The absence of captain Tommy Elphick from the side, since September’s away match at Norwich, has meant a big reorganisation in the back-four.
The skipper’s ankle injury was worse than first expected and needed an operation, meaning an enforced longer recovery period. But Tommy has still been in and around the squad and has been encouraging those who have been wearing the shirt.
A lot of work has been done to try and reduce the amount of goals that were going in the early part of the season. A new centre-back pairing of Sylvan Distin and Steve Cook was preferred at first, before Simon Francis moved over to play next to Cook.
Francis has perhaps shown that he still has a little way to go before he moves permanently to playing at centre-back, but he has improved, meaning Elphick won’t expect to come straight back into the side, even though he is the club captain. However, from having been a problem area of the pitch, central defence is now suddenly looking a lot healthier now the captain is set to return.

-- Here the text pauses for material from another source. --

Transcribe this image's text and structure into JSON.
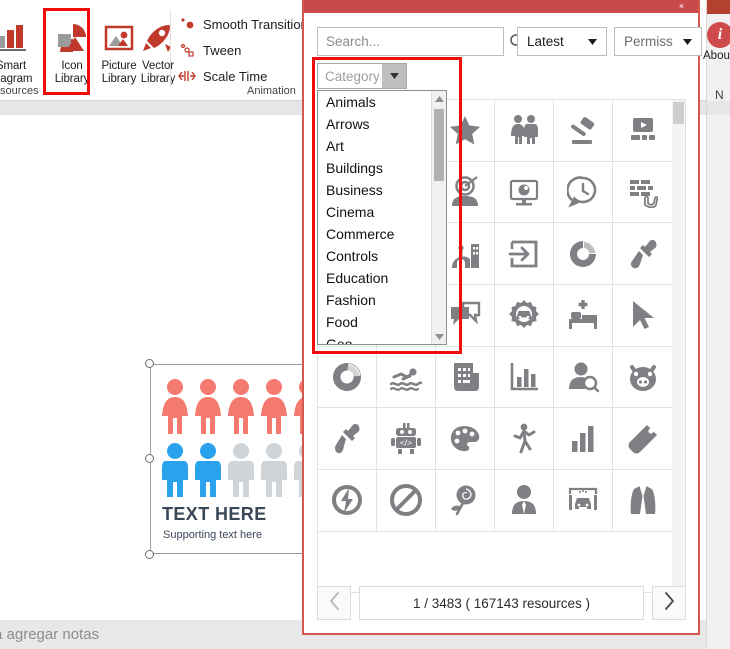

The need to get players back in the squad has preoccupied the club since September and it is going to be a big motivation for some of the other players with long-term injuries see Tommy back playing. He should be the first of many to return from a long injury-list and the fans all want to see him do his pre-match routine (he stands next to the goal post and kicks out at it before running in front of the main stand and clapping the fans) once again.
However, it will be important that Eddie Howe gets the timing for Tommy’s return just right. There are no easy warm-up games in the Premier League and Eddie has to be confident that Tommy is ready to return. With Tommy in the side, I believe there is a calmer and more assured balance to the team. His unflustered style and his organisation skills are a big help, and could be crucial in reducing the amount of set-piece goals that the Cherries might concede in the second half of the season.

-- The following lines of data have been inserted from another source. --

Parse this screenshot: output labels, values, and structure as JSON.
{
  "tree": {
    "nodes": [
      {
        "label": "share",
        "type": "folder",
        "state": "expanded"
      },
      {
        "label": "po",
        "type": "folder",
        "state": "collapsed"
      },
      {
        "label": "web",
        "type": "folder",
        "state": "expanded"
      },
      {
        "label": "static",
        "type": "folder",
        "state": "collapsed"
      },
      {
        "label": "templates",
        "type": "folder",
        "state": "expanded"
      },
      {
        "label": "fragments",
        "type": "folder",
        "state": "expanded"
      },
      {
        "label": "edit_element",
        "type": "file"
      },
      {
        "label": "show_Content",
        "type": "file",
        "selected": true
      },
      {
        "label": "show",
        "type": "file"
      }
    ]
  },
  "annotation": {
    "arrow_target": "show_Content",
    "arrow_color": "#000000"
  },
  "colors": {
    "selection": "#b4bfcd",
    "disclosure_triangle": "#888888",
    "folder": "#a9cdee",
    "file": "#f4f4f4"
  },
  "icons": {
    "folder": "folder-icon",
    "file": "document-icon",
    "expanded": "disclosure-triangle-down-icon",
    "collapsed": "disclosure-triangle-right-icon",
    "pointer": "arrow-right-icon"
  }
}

Tommy might not be the most gifted of centre-halves but he does the simple things well and, at times, the Cherries can be guilty of overplaying at the back. He also likes to come forward for corners and, apart from Steve Cook’s headed goal at Norwich, Adam Smith’s long-range strikes and Charlie Daniels’ penalties, there have not been many times that Bournemouth defenders have got their name on the score sheet. I don’t think we will see Tommy really get his season’s frustration out of his mind until he celebrates his first Premier League goal. He’ll certainly be one to watch on set-pieces.
A captain’s goal would be another great chapter in the club’s debut Premier League season, but for the moment I just want to see him return to the pitch. I have a feeling that Tommy’s wait, and my own desire to see him play again, won’t be too far off. And of course, I have bought my ticket for Fratton Park this weekend as I fancy there could be a little pre-match kicking of the goal posts by a much missed figure.